TOP 10: Scariest movies for October chills


Scary movies are always the best at any time of the year, but they are most frightening during the month of October. They keep your feet off the floor and your eyes behind your hands.

Here are my choices for the top 10 scariest movies:


  1. “Silence of the Lambs” (1991)

A young FBI agent must put her trust in a manipulative killer to find another serial killer who skins and tortures his victims.


  1. “Annabelle” (2014)

A couple gets invaded and attacked by satanic cultists shortly after they start to encounter terrifying supernatural things involving a vintage doll.


  1. “Texas Chainsaw Massacre” (1974)

A chainsaw killer and his family of cannibals hunt down five friends who are visiting a house in the country.


  1. “Carrie” (1976)

A 17-year-old girl finds out she has telekinesis and gets pushed to her limits on the night of her prom by a cruel prank.


  1. “Candyman” (1992)

Candyman, a creature with a murderous soul, is accidentally brought back by a grad student researching urban legends.


  1. “Halloween” (1978)

A psychotic murderer imprisoned since he was a child for the murder of his sister escapes and stalks an adolescent girl and her friends.


  1. “Insidious” (2010)

A family tries to stop evil spirits from cornering their unconscious son into a territory called The Further.


  1. “The Conjuring” (2013)

Two married and experienced paranormal investigators work to help a family that is horrified by an evil presence within their home.


  1. “The Shining” (1980)

A family takes a trip to an isolated hotel, where an evil presence gets the father into trouble. The psychic son can see horrific things within the past and the future.


  1. “The Exorcist” (1973)

A teenage girl is possessed by something unknown, but her mother gets help from two priests to save her daughter.

What movies get your vote for scariest ever? Comment online at


Live Theatre Workshop stages ‘9 Parts of Desire’

Live Theatre Workshop stages ‘9 Parts of Desire’


Live Theatre Workshop will perform an off-Broadway play, “9 Parts of Desires,” from Oct. 16 to Nov. 15.

The play, written by Heather Raffo, was inspired by the playwright’s trip to a modern art museum in Baghdad in August 1993. It details the lives of nine Iraqi women and spans the decades between the first and second Gulf Wars and occupation.

Performances, directed by Glen Coffman and featuring Lori Hunt, begin at 7:30 p.m. on Fridays and Saturdays and at 3 p.m. on Sundays.

“9 Parts of Desires” explores the many conflicting aspects of what it means to be a woman in a country overshadowed by war. The New York Times described the play as powerful, impassioned, vivid and memorable.

General admission is $20, discounted to $18 for students, seniors ages 62+ and military. Final Thursday tickets cost $14.
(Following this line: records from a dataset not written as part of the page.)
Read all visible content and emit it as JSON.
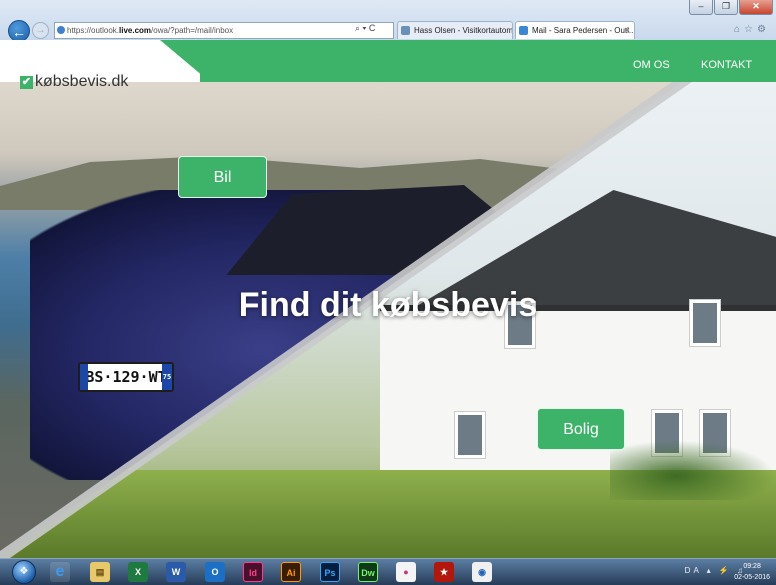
{
  "browser": {
    "url_prefix": "https://outlook.",
    "url_domain": "live.com",
    "url_suffix": "/owa/?path=/mail/inbox",
    "addr_tools": "⌕ ▾ C",
    "tabs": [
      {
        "label": "Hass Olsen - Visitkortautomat",
        "close": ""
      },
      {
        "label": "Mail - Sara Pedersen - Outl...",
        "close": "×"
      }
    ],
    "window_controls": [
      "–",
      "❐",
      "✕"
    ],
    "right_icons": "⌂☆⚙"
  },
  "site": {
    "logo_text": "købsbevis.dk",
    "logo_check": "✔",
    "nav": [
      "OM OS",
      "KONTAKT"
    ],
    "headline": "Find dit købsbevis",
    "btn_bil": "Bil",
    "btn_bolig": "Bolig",
    "plate_text": "BS·129·WT",
    "plate_dept": "75"
  },
  "taskbar": {
    "apps": [
      "e",
      "▤",
      "X",
      "W",
      "O",
      "Id",
      "Ai",
      "Ps",
      "Dw",
      "●",
      "★",
      "◉"
    ],
    "tray": "DA ▴ ⚡ ♫",
    "time": "09:28",
    "date": "02-05-2016"
  },
  "colors": {
    "accent": "#3db36a"
  }
}
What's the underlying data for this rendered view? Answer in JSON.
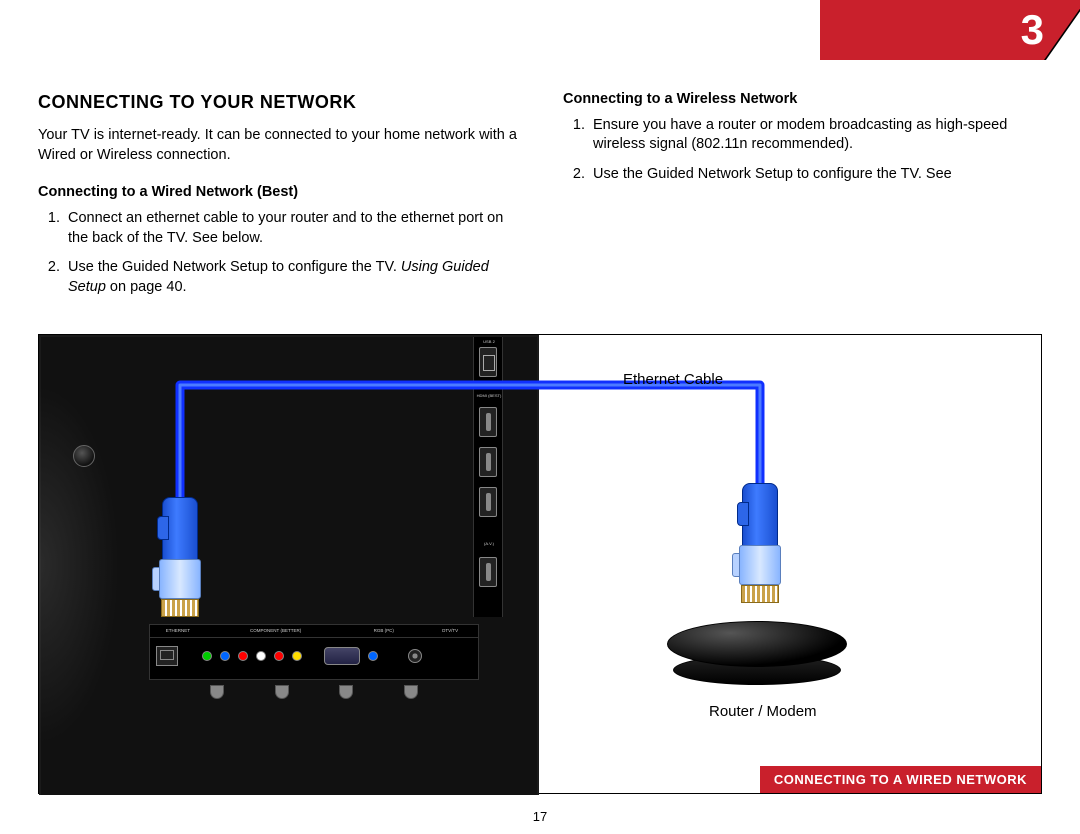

The Live Theatre Workshop is located at 5317 E. Speedway Blvd., on the north side of Speedway between Rosemont and Craycroft.

For more information, visit or call 327-4242.